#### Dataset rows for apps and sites
━━━━━━

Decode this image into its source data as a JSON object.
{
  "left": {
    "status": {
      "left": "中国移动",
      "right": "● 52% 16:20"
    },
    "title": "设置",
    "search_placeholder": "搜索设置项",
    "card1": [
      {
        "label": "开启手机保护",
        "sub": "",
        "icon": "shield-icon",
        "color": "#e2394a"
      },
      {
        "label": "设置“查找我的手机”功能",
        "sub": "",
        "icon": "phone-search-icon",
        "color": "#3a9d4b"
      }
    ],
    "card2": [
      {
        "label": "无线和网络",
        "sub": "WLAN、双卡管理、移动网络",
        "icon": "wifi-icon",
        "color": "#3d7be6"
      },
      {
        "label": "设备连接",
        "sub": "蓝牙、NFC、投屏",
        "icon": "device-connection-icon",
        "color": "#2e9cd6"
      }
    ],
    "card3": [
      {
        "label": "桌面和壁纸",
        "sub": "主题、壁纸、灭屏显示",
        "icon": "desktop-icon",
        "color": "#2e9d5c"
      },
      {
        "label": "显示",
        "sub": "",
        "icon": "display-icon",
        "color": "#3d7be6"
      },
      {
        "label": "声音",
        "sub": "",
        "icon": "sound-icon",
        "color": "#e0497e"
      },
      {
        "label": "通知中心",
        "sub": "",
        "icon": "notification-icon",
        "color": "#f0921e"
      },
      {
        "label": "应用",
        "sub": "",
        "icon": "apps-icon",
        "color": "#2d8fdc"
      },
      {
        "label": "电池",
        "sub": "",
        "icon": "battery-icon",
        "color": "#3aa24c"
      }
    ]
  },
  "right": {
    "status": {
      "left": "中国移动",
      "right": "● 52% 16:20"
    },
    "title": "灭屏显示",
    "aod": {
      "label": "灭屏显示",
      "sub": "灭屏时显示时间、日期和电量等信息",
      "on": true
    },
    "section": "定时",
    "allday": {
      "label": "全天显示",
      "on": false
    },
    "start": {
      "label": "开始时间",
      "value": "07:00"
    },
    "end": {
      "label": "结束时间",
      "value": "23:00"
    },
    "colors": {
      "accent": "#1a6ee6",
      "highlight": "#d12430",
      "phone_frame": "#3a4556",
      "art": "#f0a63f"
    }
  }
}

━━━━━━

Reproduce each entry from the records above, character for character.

#### ANSWER BOX
Decode this image into its source data as a JSON object.
{
  "left": {
    "status": {
      "left": "中国移动",
      "right": "● 52% 16:20"
    },
    "title": "设置",
    "search_placeholder": "搜索设置项",
    "card1": [
      {
        "label": "开启手机保护",
        "sub": "",
        "icon": "shield-icon",
        "color": "#e2394a"
      },
      {
        "label": "设置“查找我的手机”功能",
        "sub": "",
        "icon": "phone-search-icon",
        "color": "#3a9d4b"
      }
    ],
    "card2": [
      {
        "label": "无线和网络",
        "sub": "WLAN、双卡管理、移动网络",
        "icon": "wifi-icon",
        "color": "#3d7be6"
      },
      {
        "label": "设备连接",
        "sub": "蓝牙、NFC、投屏",
        "icon": "device-connection-icon",
        "color": "#2e9cd6"
      }
    ],
    "card3": [
      {
        "label": "桌面和壁纸",
        "sub": "主题、壁纸、灭屏显示",
        "icon": "desktop-icon",
        "color": "#2e9d5c"
      },
      {
        "label": "显示",
        "sub": "",
        "icon": "display-icon",
        "color": "#3d7be6"
      },
      {
        "label": "声音",
        "sub": "",
        "icon": "sound-icon",
        "color": "#e0497e"
      },
      {
        "label": "通知中心",
        "sub": "",
        "icon": "notification-icon",
        "color": "#f0921e"
      },
      {
        "label": "应用",
        "sub": "",
        "icon": "apps-icon",
        "color": "#2d8fdc"
      },
      {
        "label": "电池",
        "sub": "",
        "icon": "battery-icon",
        "color": "#3aa24c"
      }
    ]
  },
  "right": {
    "status": {
      "left": "中国移动",
      "right": "● 52% 16:20"
    },
    "title": "灭屏显示",
    "aod": {
      "label": "灭屏显示",
      "sub": "灭屏时显示时间、日期和电量等信息",
      "on": true
    },
    "section": "定时",
    "allday": {
      "label": "全天显示",
      "on": false
    },
    "start": {
      "label": "开始时间",
      "value": "07:00"
    },
    "end": {
      "label": "结束时间",
      "value": "23:00"
    },
    "colors": {
      "accent": "#1a6ee6",
      "highlight": "#d12430",
      "phone_frame": "#3a4556",
      "art": "#f0a63f"
    }
  }
}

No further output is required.